▶ **Data excerpts**
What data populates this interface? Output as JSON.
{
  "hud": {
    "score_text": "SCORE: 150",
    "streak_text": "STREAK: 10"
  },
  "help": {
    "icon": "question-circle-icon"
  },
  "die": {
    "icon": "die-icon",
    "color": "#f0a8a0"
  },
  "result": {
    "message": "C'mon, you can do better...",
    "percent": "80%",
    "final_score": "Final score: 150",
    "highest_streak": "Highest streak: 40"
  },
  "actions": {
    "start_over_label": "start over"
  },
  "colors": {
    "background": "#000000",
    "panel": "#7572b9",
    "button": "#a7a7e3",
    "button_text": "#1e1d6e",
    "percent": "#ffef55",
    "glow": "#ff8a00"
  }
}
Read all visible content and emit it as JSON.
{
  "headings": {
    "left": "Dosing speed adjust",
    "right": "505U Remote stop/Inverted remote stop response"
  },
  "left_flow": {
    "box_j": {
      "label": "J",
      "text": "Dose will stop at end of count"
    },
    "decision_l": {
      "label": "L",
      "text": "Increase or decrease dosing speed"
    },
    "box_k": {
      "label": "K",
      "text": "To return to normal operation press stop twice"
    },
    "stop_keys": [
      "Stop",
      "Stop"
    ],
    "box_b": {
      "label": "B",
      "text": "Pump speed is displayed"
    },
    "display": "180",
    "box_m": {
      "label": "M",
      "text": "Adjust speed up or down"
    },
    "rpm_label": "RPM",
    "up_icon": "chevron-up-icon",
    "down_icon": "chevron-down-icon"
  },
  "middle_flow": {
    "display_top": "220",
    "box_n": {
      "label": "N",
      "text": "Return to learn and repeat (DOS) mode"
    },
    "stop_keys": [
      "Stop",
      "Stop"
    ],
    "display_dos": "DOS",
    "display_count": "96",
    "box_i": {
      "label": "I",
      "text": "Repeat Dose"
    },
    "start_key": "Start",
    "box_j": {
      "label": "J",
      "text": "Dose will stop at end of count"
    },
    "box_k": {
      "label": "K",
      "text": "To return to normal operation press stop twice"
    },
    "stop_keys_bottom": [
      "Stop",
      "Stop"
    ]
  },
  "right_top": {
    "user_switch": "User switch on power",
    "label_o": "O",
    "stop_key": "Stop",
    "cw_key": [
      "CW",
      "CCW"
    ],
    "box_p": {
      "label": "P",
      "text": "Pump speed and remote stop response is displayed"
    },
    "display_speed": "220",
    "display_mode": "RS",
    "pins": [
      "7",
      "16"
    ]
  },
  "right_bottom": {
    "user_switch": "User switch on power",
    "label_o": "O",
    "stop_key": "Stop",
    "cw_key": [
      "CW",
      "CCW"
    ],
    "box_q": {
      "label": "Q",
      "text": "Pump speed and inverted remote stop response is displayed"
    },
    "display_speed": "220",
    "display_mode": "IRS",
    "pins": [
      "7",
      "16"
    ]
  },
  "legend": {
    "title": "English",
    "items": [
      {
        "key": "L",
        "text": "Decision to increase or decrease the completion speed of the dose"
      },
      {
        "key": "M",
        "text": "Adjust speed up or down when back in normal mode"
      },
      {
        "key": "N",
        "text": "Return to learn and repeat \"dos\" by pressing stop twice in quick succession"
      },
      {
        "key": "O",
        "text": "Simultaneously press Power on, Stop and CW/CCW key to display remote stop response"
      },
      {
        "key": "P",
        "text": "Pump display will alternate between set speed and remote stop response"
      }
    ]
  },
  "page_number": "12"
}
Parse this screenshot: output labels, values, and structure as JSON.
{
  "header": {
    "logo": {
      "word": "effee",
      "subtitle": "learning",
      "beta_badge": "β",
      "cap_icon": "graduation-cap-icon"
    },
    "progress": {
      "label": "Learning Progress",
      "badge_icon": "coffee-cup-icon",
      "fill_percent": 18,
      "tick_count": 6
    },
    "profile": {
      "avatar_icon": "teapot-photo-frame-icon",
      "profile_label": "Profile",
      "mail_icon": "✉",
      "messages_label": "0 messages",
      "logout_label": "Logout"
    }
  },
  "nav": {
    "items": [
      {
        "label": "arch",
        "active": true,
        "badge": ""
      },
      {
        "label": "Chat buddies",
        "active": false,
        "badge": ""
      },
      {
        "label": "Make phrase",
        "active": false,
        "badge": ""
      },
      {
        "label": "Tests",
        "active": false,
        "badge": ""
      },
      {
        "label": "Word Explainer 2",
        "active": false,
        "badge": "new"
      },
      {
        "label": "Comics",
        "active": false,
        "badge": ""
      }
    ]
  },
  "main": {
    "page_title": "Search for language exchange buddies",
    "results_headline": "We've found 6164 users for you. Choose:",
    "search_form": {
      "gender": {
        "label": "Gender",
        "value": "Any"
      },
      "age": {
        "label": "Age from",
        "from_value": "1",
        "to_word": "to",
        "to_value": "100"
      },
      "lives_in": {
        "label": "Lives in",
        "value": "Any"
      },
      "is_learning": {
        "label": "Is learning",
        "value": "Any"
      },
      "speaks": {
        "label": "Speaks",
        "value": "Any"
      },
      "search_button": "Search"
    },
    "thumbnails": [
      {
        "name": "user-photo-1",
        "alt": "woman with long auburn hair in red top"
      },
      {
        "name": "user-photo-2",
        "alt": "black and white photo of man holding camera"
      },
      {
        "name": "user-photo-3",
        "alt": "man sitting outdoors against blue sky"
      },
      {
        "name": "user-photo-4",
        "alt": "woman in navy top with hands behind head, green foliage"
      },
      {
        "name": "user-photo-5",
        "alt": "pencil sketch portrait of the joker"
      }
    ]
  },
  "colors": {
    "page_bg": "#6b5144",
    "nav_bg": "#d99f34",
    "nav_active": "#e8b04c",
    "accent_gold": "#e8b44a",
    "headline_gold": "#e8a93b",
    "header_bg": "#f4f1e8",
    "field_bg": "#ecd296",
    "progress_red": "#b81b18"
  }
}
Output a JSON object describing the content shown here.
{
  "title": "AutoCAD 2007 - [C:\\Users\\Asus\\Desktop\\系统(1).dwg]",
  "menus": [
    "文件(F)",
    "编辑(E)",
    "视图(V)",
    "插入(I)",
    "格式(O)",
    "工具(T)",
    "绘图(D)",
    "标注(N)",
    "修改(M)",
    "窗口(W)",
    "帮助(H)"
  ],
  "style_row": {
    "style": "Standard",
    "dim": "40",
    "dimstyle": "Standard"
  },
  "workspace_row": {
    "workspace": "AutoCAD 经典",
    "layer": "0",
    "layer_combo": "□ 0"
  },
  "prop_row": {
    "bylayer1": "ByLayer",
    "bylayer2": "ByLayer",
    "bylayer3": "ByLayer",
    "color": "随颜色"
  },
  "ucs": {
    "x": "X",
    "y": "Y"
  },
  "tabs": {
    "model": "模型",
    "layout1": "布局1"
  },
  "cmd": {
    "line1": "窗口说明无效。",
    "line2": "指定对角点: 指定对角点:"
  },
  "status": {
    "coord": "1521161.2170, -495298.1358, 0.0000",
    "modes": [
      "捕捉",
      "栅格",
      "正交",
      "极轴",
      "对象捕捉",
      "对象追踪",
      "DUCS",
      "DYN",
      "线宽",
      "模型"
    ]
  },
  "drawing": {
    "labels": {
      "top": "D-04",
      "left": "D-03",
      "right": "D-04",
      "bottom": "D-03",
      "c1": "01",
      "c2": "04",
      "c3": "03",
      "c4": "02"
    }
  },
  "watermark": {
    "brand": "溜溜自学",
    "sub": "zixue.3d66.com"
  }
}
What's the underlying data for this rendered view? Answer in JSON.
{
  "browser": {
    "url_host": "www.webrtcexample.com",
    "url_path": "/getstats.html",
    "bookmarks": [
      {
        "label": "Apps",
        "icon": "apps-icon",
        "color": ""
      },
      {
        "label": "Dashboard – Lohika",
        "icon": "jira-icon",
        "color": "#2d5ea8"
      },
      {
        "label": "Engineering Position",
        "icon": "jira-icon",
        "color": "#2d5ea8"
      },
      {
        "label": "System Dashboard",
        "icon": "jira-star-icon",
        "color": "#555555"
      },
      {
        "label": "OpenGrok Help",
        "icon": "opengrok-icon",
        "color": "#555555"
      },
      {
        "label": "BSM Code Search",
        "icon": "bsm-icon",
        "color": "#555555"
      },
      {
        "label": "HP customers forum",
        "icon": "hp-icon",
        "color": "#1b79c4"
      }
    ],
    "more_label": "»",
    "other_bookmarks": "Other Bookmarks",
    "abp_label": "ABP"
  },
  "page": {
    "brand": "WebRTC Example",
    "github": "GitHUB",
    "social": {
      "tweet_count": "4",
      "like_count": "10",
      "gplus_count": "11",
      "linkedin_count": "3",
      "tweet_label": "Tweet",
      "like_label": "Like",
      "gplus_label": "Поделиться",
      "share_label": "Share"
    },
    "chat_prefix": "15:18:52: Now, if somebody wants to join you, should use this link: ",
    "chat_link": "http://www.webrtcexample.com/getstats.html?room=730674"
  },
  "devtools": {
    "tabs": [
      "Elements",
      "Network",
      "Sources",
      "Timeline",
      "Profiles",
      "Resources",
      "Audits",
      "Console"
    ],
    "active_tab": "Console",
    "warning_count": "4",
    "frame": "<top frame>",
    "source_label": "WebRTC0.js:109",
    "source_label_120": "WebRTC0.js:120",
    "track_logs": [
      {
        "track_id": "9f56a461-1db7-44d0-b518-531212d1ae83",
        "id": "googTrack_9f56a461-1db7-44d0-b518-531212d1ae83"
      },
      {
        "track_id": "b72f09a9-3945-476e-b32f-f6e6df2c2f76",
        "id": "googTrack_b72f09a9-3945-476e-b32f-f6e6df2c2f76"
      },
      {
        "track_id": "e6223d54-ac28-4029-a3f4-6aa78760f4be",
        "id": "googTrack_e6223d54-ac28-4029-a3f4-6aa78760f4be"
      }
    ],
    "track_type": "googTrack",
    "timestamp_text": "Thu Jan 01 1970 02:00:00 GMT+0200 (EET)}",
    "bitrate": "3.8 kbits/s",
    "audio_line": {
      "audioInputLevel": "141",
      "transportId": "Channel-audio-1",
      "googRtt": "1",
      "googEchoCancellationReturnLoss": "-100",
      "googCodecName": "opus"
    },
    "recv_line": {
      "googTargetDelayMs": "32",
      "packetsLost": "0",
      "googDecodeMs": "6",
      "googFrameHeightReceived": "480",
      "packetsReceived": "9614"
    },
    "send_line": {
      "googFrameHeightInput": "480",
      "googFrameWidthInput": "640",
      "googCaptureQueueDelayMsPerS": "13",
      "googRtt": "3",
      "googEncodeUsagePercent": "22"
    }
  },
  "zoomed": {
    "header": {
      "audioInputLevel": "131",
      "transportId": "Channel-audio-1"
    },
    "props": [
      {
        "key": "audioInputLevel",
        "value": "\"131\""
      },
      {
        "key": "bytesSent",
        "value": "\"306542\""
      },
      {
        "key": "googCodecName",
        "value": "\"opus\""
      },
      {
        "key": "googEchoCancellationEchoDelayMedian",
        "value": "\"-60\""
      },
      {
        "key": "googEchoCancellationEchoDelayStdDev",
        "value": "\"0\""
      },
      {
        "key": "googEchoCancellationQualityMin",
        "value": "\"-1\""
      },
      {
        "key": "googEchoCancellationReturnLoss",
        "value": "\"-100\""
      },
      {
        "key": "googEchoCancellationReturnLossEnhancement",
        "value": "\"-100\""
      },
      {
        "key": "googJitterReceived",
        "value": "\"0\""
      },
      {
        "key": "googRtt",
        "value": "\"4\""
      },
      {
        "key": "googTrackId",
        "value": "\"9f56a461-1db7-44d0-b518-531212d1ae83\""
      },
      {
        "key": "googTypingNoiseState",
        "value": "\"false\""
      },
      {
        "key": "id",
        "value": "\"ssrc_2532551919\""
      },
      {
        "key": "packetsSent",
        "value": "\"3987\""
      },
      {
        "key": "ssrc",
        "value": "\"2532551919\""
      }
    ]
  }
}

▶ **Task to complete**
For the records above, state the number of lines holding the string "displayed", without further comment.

▶ **Response area**
3